  • Zerumbet T.Lestib. 1841, illegitimate homonym, not Garsault 1764 nor J.C. Wendl. 1798
  • Dymczewiczia Horan.

The genus Zingiber is native to Southeast Asia, China, the Indian Subcontinent, and New Guinea.[2][3][4][5] It contains the true gingers, plants grown the world over for their medicinal and culinary value. The most well-known is Z. officinale, garden ginger.


Each ginger species has a different culinary usage; for example, myoga is valued for the stem and flowers. Garden ginger's rhizome is the classic spice "ginger", and may be used whole, candied (known commonly as crystallized ginger), or dried and powdered. Other popular gingers used in cooking include cardamom and turmeric,[6] though neither of these examples is a "true ginger" - they belong to different genera in the Zingiberaceae family.


The Plant List[7] records the following accepted names for Zingiber species:

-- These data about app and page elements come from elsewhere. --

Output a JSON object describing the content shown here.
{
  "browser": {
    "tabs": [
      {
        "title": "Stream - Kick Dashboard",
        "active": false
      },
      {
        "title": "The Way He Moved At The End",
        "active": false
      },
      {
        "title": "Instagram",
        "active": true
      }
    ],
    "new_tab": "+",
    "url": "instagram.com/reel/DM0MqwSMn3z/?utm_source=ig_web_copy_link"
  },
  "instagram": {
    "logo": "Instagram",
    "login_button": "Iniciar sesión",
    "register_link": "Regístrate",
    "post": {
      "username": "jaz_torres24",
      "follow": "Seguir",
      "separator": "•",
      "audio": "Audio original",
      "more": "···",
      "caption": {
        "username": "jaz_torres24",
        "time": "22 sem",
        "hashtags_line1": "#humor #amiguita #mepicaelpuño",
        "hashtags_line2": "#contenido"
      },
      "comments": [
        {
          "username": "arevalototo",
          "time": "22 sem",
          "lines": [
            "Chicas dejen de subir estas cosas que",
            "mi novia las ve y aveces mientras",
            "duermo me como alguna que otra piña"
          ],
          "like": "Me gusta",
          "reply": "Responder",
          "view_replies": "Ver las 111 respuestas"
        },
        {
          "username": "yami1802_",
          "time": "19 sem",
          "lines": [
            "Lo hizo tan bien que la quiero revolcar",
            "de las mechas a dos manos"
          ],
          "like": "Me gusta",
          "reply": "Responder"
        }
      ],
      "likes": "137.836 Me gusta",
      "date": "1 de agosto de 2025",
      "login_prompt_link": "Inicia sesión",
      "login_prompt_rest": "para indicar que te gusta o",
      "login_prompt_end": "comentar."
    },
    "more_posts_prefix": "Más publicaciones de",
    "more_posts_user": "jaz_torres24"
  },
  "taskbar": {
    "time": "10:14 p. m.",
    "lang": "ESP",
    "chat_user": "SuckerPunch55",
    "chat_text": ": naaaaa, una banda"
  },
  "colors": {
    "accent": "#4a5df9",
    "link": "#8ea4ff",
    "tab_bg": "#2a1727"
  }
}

  1. ^ Franz Eugen Köhler, Köhler's Medizinal-Pflanzen
  2. ^ a b Kew World Checklist of Selected Plant Families
  3. ^ Flora of China v 24 p 323, 姜属 jiang shu, Zingiber Miller, Gard. Dict. Abr., ed. 4. vol. 3. 1754.
  4. ^ Govaerts, R. (2004). World Checklist of Monocotyledons Database in ACCESS: 1-54382. The Board of Trustees of the Royal Botanic Gardens, Kew.
  5. ^ Tripathi, S. & Singh, K.K. (2006). Taxonomic revision of the genus Zingiber Boehm. in North-East India. Journal of Economic and Taxonomic Botany 30: 520-532.
  6. ^ "Flower notebook: Zingiber". Kalani Tropicals. Retrieved November 11, 2011. 
  7. ^ "Zingiber". The Plant List; Version 1. (published on the internet). 2010. Retrieved November 11, 2011.